Go through the data below and copy each line that includes "this".
▼
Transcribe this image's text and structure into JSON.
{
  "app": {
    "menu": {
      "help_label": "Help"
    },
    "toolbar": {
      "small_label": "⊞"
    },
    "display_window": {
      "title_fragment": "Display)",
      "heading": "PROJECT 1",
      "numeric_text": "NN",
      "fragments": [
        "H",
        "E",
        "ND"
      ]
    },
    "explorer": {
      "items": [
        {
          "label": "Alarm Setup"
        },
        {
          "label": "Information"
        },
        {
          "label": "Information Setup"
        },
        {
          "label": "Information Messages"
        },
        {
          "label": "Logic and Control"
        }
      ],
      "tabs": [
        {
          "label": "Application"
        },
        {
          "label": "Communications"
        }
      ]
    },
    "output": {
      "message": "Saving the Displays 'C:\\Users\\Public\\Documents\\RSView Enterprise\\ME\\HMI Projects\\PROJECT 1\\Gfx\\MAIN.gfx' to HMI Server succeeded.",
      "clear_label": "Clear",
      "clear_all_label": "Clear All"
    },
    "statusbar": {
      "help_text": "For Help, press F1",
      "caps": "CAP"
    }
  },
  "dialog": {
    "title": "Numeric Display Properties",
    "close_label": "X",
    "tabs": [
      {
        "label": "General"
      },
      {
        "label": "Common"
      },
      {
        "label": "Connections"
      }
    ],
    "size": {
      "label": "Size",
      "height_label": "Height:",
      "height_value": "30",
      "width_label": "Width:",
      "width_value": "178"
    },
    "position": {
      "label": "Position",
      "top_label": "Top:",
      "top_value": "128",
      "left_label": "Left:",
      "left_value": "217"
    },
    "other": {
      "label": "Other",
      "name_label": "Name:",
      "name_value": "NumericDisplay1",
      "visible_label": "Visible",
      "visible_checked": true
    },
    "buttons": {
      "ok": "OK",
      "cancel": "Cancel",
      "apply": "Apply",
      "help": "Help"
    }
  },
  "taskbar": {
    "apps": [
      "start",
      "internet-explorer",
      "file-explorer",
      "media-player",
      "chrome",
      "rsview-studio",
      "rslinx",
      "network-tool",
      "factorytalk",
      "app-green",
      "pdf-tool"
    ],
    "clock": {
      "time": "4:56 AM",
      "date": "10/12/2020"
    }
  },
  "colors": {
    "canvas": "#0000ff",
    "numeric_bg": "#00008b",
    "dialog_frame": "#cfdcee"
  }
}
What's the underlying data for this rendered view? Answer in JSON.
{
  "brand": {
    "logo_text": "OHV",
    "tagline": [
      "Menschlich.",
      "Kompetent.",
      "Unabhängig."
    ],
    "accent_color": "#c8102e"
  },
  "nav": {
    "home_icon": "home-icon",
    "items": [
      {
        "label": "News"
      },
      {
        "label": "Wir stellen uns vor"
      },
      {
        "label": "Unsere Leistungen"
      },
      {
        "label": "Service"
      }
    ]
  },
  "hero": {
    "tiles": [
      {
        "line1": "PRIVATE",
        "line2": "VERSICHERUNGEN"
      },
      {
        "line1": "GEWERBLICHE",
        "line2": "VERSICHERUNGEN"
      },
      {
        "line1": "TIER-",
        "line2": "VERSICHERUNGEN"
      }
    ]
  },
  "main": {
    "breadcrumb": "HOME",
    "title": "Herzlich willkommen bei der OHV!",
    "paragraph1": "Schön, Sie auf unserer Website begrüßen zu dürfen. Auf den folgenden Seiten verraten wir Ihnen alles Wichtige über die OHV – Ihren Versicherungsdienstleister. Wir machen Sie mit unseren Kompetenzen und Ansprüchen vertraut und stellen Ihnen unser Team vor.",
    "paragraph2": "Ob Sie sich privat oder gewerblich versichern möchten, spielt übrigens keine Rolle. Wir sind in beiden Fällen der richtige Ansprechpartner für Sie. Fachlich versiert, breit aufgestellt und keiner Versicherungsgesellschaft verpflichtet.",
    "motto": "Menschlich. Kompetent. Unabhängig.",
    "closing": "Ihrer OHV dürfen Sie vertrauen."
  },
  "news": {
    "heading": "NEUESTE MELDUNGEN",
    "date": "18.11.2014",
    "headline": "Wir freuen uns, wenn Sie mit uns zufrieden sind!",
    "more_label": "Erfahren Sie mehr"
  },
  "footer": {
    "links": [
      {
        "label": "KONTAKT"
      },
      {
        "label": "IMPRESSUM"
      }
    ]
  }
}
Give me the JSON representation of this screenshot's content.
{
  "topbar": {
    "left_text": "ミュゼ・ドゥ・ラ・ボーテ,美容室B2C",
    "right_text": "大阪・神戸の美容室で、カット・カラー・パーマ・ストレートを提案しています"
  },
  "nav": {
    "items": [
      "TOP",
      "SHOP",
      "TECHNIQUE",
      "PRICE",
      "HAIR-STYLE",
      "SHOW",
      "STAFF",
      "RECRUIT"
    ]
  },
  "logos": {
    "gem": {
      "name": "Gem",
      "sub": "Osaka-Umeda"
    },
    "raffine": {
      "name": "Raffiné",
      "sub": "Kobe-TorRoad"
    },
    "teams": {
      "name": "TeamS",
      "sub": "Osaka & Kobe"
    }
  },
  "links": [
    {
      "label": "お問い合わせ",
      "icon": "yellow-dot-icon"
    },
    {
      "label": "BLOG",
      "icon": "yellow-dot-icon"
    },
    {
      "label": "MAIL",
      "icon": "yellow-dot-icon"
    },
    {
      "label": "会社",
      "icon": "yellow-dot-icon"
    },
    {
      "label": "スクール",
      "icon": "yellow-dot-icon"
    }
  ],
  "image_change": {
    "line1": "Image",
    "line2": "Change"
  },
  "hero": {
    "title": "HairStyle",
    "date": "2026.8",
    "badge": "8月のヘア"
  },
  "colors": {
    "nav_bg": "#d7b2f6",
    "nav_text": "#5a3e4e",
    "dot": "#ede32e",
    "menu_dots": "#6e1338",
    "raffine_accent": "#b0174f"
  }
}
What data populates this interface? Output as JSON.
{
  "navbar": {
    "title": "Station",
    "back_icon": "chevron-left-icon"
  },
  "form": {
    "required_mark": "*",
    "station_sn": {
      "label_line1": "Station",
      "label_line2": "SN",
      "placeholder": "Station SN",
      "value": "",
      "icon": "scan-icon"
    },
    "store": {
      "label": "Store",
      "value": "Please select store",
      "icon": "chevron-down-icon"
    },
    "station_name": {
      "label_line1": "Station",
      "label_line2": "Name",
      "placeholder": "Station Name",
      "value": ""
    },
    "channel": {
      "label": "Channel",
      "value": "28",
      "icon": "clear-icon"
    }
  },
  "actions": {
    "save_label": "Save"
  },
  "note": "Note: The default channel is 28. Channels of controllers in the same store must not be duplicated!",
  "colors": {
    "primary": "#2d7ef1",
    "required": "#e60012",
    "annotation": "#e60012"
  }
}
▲
### [ANSWER BOX]
Transcribe this image's text and structure into JSON.
What's the underlying data for this rendered view? Answer in JSON.
Give me the JSON representation of this screenshot's content.
What data populates this interface? Output as JSON.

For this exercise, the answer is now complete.